Sally Clough Armstrong began practicing vipassana meditation in India in 1981. She moved to the Bay Area in 1988, and worked at Spirit Rock until 1994 in a number of roles, including executive director. She began teaching in 1996, and is one of the guiding teachers of Spirit Rock's Dedicated Practitioner Program.
Sally has always been inspired by the depth and the breadth of the Buddha’s teaching, as presented in the suttas of the Pali Canon, because the truth and power of the Buddha’s words still speak to us today. Her intention in teaching is to make these ancient texts and practices accessible and relevant to all levels of practitioner, from the very new to the dedicated meditator.
Any time we practice mindfulness and wise attention, we are weakening the impact of the hindrances, and strengthening what are known as the five jhanic factors: meditative qualities that support the continuity and deepening of our meditation. Each of the jhanic factors actually balances and acts as an antidote to one of the hindrances. This talk looks at how to strengthen the jhanic factors, and use them skillfully as antidotes to the hindrances.
Though we receive lots of instructions for our meditation practice on retreats, let’s face it – we spend a lot of time thinking. What do we think about? At the heart of these movements of the mind is answering the questions, “Am I OK?”, “Was I OK?”, and “Will I be OK?” Our obsession with these questions is the cause of a huge amount of restlessness. Restlessness is one of the major hindrances to calming the mind and deepening our meditation, and can be seen as both the cause and the effect of all the other hindrances. The Buddha also talked about this kind of thinking, and called it unwise attention that leads to all kinds of suffering. We need to look at the core issues that lead us to dwell on these questions if we are to create a more skilful relationship to our thoughts.
As we do the practice of samatha (tranquility) meditation, it is important not to strive towards any particular experience but rather to see the practice as a training of the mind that leads to well being and happiness here and now.

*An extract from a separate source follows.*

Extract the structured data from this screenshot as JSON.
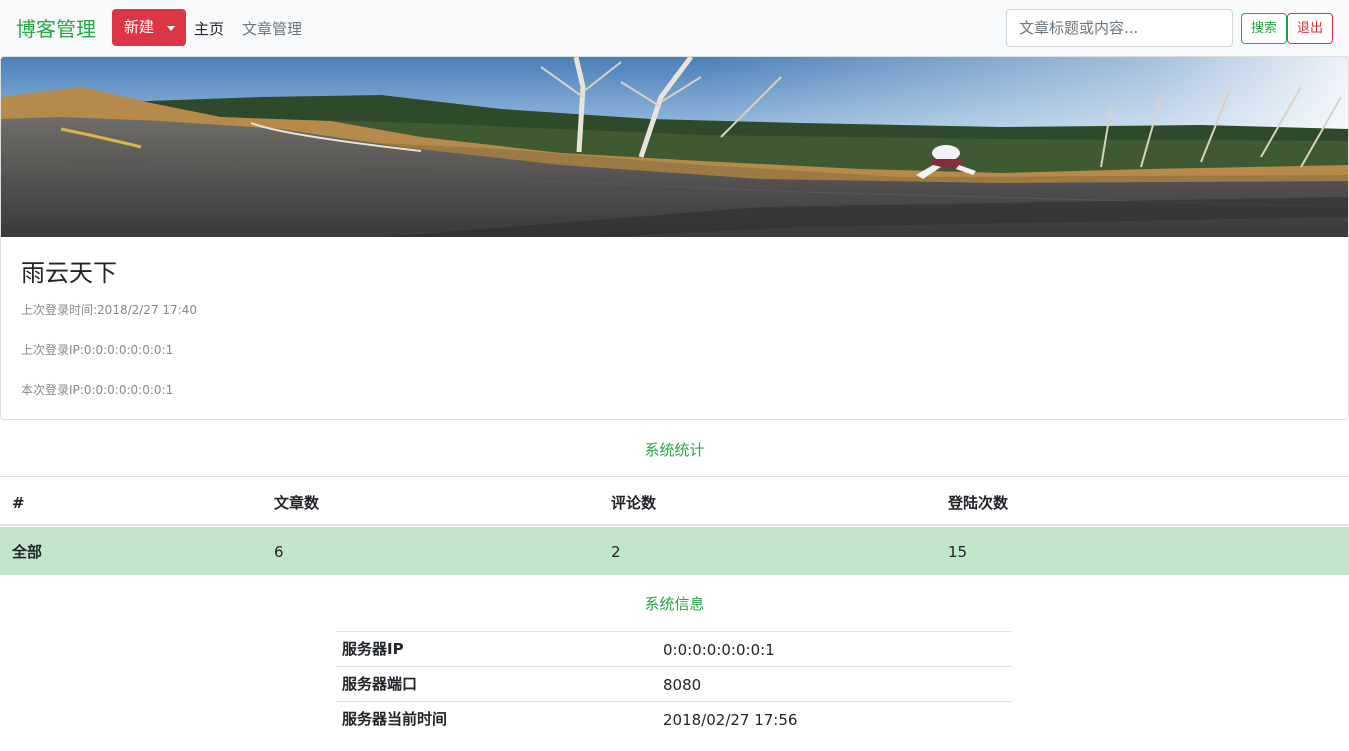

To deepen in concentration, we need to be willing to recognize whatever disturbances or hindrances might be present, however subtle, and to work with them skillfully, ultimately to release them. This allows the mind to settle to the next level of stillness. This talk is based on practice as described in Majjhima Nikaya (2), the Cula-Sunnata Sutta, The Lesser Discourse on Emptiness.